* **What is needed**:
Reproduce each line below with no alterations.

* **Dataset content**:

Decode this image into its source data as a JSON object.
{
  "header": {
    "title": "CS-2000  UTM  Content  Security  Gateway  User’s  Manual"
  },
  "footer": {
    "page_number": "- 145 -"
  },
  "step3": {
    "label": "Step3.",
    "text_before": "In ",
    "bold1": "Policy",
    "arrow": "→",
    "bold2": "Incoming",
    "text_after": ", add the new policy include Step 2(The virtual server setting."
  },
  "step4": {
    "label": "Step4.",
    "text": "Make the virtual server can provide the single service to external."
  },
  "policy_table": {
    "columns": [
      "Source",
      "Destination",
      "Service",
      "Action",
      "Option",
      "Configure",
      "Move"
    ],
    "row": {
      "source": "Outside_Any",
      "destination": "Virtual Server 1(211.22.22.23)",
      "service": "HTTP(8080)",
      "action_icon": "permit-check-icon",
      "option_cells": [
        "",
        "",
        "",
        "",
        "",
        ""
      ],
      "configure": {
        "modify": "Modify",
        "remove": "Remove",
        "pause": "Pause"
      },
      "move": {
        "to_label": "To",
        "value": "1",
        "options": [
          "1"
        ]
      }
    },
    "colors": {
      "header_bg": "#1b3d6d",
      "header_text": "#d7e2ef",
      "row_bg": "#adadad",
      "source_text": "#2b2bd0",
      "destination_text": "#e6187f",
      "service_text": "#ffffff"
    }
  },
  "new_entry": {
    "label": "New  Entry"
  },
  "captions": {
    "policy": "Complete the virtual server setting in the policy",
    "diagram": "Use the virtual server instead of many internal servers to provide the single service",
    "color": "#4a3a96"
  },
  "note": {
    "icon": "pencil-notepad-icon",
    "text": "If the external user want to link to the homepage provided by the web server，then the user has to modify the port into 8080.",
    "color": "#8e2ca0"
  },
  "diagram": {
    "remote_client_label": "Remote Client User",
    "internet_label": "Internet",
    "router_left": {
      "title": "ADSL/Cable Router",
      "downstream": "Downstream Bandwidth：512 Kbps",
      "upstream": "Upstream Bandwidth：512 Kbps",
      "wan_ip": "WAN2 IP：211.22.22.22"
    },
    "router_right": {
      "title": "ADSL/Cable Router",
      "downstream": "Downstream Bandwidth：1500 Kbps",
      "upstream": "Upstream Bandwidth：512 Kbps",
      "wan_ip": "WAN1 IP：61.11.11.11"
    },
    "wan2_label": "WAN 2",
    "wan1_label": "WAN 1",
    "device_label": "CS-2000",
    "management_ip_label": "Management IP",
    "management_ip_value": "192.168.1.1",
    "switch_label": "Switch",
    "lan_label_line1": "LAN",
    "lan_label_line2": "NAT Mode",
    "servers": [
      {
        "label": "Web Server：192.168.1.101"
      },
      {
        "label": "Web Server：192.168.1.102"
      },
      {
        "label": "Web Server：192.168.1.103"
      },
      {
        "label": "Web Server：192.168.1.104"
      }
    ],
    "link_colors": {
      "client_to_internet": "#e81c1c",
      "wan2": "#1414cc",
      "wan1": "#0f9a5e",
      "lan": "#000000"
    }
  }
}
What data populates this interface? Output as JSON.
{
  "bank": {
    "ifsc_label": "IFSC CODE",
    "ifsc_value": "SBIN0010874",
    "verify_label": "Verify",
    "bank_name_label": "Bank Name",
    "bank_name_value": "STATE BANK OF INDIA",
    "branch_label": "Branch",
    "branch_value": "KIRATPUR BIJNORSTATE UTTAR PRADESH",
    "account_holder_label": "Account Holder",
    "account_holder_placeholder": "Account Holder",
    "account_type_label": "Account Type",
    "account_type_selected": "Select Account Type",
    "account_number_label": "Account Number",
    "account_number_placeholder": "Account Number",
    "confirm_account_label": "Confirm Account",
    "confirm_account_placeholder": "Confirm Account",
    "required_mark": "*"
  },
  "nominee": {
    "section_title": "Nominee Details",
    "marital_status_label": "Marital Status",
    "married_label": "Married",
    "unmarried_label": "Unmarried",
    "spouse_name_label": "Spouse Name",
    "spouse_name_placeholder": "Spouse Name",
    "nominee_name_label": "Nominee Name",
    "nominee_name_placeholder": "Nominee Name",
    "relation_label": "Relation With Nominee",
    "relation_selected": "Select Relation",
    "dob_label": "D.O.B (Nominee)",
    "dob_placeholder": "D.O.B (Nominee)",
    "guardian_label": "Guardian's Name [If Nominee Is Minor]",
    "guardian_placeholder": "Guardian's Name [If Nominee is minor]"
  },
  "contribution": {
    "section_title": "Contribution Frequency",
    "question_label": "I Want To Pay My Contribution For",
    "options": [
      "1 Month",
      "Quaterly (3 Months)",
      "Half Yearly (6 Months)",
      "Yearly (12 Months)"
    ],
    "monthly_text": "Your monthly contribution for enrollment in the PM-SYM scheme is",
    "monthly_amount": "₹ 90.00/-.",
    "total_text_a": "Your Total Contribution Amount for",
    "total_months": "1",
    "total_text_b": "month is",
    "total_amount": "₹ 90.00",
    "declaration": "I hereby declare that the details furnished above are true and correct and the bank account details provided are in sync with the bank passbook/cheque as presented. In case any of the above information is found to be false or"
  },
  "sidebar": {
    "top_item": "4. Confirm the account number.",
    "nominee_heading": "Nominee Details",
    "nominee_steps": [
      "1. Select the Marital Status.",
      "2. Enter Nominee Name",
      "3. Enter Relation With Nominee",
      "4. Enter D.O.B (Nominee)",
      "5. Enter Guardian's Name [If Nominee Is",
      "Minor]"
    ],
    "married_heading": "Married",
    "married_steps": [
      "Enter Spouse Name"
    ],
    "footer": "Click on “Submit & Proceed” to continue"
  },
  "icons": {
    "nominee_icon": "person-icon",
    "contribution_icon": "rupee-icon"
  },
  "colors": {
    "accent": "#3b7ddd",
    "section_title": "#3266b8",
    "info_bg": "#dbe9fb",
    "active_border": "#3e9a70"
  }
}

* **Solution below**:
Decode this image into its source data as a JSON object.
{
  "header": {
    "title": "CS-2000  UTM  Content  Security  Gateway  User’s  Manual"
  },
  "footer": {
    "page_number": "- 145 -"
  },
  "step3": {
    "label": "Step3.",
    "text_before": "In ",
    "bold1": "Policy",
    "arrow": "→",
    "bold2": "Incoming",
    "text_after": ", add the new policy include Step 2(The virtual server setting."
  },
  "step4": {
    "label": "Step4.",
    "text": "Make the virtual server can provide the single service to external."
  },
  "policy_table": {
    "columns": [
      "Source",
      "Destination",
      "Service",
      "Action",
      "Option",
      "Configure",
      "Move"
    ],
    "row": {
      "source": "Outside_Any",
      "destination": "Virtual Server 1(211.22.22.23)",
      "service": "HTTP(8080)",
      "action_icon": "permit-check-icon",
      "option_cells": [
        "",
        "",
        "",
        "",
        "",
        ""
      ],
      "configure": {
        "modify": "Modify",
        "remove": "Remove",
        "pause": "Pause"
      },
      "move": {
        "to_label": "To",
        "value": "1",
        "options": [
          "1"
        ]
      }
    },
    "colors": {
      "header_bg": "#1b3d6d",
      "header_text": "#d7e2ef",
      "row_bg": "#adadad",
      "source_text": "#2b2bd0",
      "destination_text": "#e6187f",
      "service_text": "#ffffff"
    }
  },
  "new_entry": {
    "label": "New  Entry"
  },
  "captions": {
    "policy": "Complete the virtual server setting in the policy",
    "diagram": "Use the virtual server instead of many internal servers to provide the single service",
    "color": "#4a3a96"
  },
  "note": {
    "icon": "pencil-notepad-icon",
    "text": "If the external user want to link to the homepage provided by the web server，then the user has to modify the port into 8080.",
    "color": "#8e2ca0"
  },
  "diagram": {
    "remote_client_label": "Remote Client User",
    "internet_label": "Internet",
    "router_left": {
      "title": "ADSL/Cable Router",
      "downstream": "Downstream Bandwidth：512 Kbps",
      "upstream": "Upstream Bandwidth：512 Kbps",
      "wan_ip": "WAN2 IP：211.22.22.22"
    },
    "router_right": {
      "title": "ADSL/Cable Router",
      "downstream": "Downstream Bandwidth：1500 Kbps",
      "upstream": "Upstream Bandwidth：512 Kbps",
      "wan_ip": "WAN1 IP：61.11.11.11"
    },
    "wan2_label": "WAN 2",
    "wan1_label": "WAN 1",
    "device_label": "CS-2000",
    "management_ip_label": "Management IP",
    "management_ip_value": "192.168.1.1",
    "switch_label": "Switch",
    "lan_label_line1": "LAN",
    "lan_label_line2": "NAT Mode",
    "servers": [
      {
        "label": "Web Server：192.168.1.101"
      },
      {
        "label": "Web Server：192.168.1.102"
      },
      {
        "label": "Web Server：192.168.1.103"
      },
      {
        "label": "Web Server：192.168.1.104"
      }
    ],
    "link_colors": {
      "client_to_internet": "#e81c1c",
      "wan2": "#1414cc",
      "wan1": "#0f9a5e",
      "lan": "#000000"
    }
  }
}
What data populates this interface? Output as JSON.
{
  "bank": {
    "ifsc_label": "IFSC CODE",
    "ifsc_value": "SBIN0010874",
    "verify_label": "Verify",
    "bank_name_label": "Bank Name",
    "bank_name_value": "STATE BANK OF INDIA",
    "branch_label": "Branch",
    "branch_value": "KIRATPUR BIJNORSTATE UTTAR PRADESH",
    "account_holder_label": "Account Holder",
    "account_holder_placeholder": "Account Holder",
    "account_type_label": "Account Type",
    "account_type_selected": "Select Account Type",
    "account_number_label": "Account Number",
    "account_number_placeholder": "Account Number",
    "confirm_account_label": "Confirm Account",
    "confirm_account_placeholder": "Confirm Account",
    "required_mark": "*"
  },
  "nominee": {
    "section_title": "Nominee Details",
    "marital_status_label": "Marital Status",
    "married_label": "Married",
    "unmarried_label": "Unmarried",
    "spouse_name_label": "Spouse Name",
    "spouse_name_placeholder": "Spouse Name",
    "nominee_name_label": "Nominee Name",
    "nominee_name_placeholder": "Nominee Name",
    "relation_label": "Relation With Nominee",
    "relation_selected": "Select Relation",
    "dob_label": "D.O.B (Nominee)",
    "dob_placeholder": "D.O.B (Nominee)",
    "guardian_label": "Guardian's Name [If Nominee Is Minor]",
    "guardian_placeholder": "Guardian's Name [If Nominee is minor]"
  },
  "contribution": {
    "section_title": "Contribution Frequency",
    "question_label": "I Want To Pay My Contribution For",
    "options": [
      "1 Month",
      "Quaterly (3 Months)",
      "Half Yearly (6 Months)",
      "Yearly (12 Months)"
    ],
    "monthly_text": "Your monthly contribution for enrollment in the PM-SYM scheme is",
    "monthly_amount": "₹ 90.00/-.",
    "total_text_a": "Your Total Contribution Amount for",
    "total_months": "1",
    "total_text_b": "month is",
    "total_amount": "₹ 90.00",
    "declaration": "I hereby declare that the details furnished above are true and correct and the bank account details provided are in sync with the bank passbook/cheque as presented. In case any of the above information is found to be false or"
  },
  "sidebar": {
    "top_item": "4. Confirm the account number.",
    "nominee_heading": "Nominee Details",
    "nominee_steps": [
      "1. Select the Marital Status.",
      "2. Enter Nominee Name",
      "3. Enter Relation With Nominee",
      "4. Enter D.O.B (Nominee)",
      "5. Enter Guardian's Name [If Nominee Is",
      "Minor]"
    ],
    "married_heading": "Married",
    "married_steps": [
      "Enter Spouse Name"
    ],
    "footer": "Click on “Submit & Proceed” to continue"
  },
  "icons": {
    "nominee_icon": "person-icon",
    "contribution_icon": "rupee-icon"
  },
  "colors": {
    "accent": "#3b7ddd",
    "section_title": "#3266b8",
    "info_bg": "#dbe9fb",
    "active_border": "#3e9a70"
  }
}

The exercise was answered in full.